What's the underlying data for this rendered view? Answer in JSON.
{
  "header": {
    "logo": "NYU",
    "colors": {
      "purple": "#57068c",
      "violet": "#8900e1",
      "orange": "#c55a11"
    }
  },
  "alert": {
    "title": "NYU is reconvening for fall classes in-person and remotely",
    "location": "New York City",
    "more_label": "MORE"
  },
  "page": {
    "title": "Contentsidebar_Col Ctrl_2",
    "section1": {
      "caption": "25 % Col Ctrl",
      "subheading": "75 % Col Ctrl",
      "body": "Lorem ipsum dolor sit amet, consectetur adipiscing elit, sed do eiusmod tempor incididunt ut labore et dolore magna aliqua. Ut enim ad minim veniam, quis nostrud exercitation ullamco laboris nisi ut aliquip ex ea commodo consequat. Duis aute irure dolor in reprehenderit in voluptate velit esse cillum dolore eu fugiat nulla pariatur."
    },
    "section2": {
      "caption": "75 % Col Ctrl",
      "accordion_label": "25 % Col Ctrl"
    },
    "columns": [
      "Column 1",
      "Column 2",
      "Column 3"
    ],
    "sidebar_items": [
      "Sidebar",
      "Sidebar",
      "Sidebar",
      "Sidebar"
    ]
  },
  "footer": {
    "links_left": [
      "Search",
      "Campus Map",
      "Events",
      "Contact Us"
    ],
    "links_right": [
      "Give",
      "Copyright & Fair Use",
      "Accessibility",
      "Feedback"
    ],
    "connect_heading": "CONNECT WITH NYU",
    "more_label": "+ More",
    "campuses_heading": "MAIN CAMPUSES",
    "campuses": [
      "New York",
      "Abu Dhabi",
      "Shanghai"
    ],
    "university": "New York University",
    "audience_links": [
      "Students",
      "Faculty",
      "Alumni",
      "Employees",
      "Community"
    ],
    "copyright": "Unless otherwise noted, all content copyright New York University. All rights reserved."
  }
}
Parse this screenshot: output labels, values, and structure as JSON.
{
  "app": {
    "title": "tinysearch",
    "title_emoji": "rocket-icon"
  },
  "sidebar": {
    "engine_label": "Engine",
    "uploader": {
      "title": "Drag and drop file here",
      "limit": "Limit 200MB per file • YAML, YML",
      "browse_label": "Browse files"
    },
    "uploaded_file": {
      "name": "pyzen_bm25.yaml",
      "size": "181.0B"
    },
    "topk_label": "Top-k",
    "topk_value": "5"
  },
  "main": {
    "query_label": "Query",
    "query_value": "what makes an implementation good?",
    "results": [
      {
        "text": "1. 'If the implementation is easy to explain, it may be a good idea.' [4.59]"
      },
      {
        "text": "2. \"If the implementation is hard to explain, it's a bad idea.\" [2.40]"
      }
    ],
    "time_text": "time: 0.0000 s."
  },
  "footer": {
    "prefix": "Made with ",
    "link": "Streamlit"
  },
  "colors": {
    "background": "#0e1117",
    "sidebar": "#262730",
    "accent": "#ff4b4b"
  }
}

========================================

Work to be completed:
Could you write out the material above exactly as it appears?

Your response:
What's the underlying data for this rendered view? Answer in JSON.
{
  "header": {
    "logo": "NYU",
    "colors": {
      "purple": "#57068c",
      "violet": "#8900e1",
      "orange": "#c55a11"
    }
  },
  "alert": {
    "title": "NYU is reconvening for fall classes in-person and remotely",
    "location": "New York City",
    "more_label": "MORE"
  },
  "page": {
    "title": "Contentsidebar_Col Ctrl_2",
    "section1": {
      "caption": "25 % Col Ctrl",
      "subheading": "75 % Col Ctrl",
      "body": "Lorem ipsum dolor sit amet, consectetur adipiscing elit, sed do eiusmod tempor incididunt ut labore et dolore magna aliqua. Ut enim ad minim veniam, quis nostrud exercitation ullamco laboris nisi ut aliquip ex ea commodo consequat. Duis aute irure dolor in reprehenderit in voluptate velit esse cillum dolore eu fugiat nulla pariatur."
    },
    "section2": {
      "caption": "75 % Col Ctrl",
      "accordion_label": "25 % Col Ctrl"
    },
    "columns": [
      "Column 1",
      "Column 2",
      "Column 3"
    ],
    "sidebar_items": [
      "Sidebar",
      "Sidebar",
      "Sidebar",
      "Sidebar"
    ]
  },
  "footer": {
    "links_left": [
      "Search",
      "Campus Map",
      "Events",
      "Contact Us"
    ],
    "links_right": [
      "Give",
      "Copyright & Fair Use",
      "Accessibility",
      "Feedback"
    ],
    "connect_heading": "CONNECT WITH NYU",
    "more_label": "+ More",
    "campuses_heading": "MAIN CAMPUSES",
    "campuses": [
      "New York",
      "Abu Dhabi",
      "Shanghai"
    ],
    "university": "New York University",
    "audience_links": [
      "Students",
      "Faculty",
      "Alumni",
      "Employees",
      "Community"
    ],
    "copyright": "Unless otherwise noted, all content copyright New York University. All rights reserved."
  }
}
Parse this screenshot: output labels, values, and structure as JSON.
{
  "app": {
    "title": "tinysearch",
    "title_emoji": "rocket-icon"
  },
  "sidebar": {
    "engine_label": "Engine",
    "uploader": {
      "title": "Drag and drop file here",
      "limit": "Limit 200MB per file • YAML, YML",
      "browse_label": "Browse files"
    },
    "uploaded_file": {
      "name": "pyzen_bm25.yaml",
      "size": "181.0B"
    },
    "topk_label": "Top-k",
    "topk_value": "5"
  },
  "main": {
    "query_label": "Query",
    "query_value": "what makes an implementation good?",
    "results": [
      {
        "text": "1. 'If the implementation is easy to explain, it may be a good idea.' [4.59]"
      },
      {
        "text": "2. \"If the implementation is hard to explain, it's a bad idea.\" [2.40]"
      }
    ],
    "time_text": "time: 0.0000 s."
  },
  "footer": {
    "prefix": "Made with ",
    "link": "Streamlit"
  },
  "colors": {
    "background": "#0e1117",
    "sidebar": "#262730",
    "accent": "#ff4b4b"
  }
}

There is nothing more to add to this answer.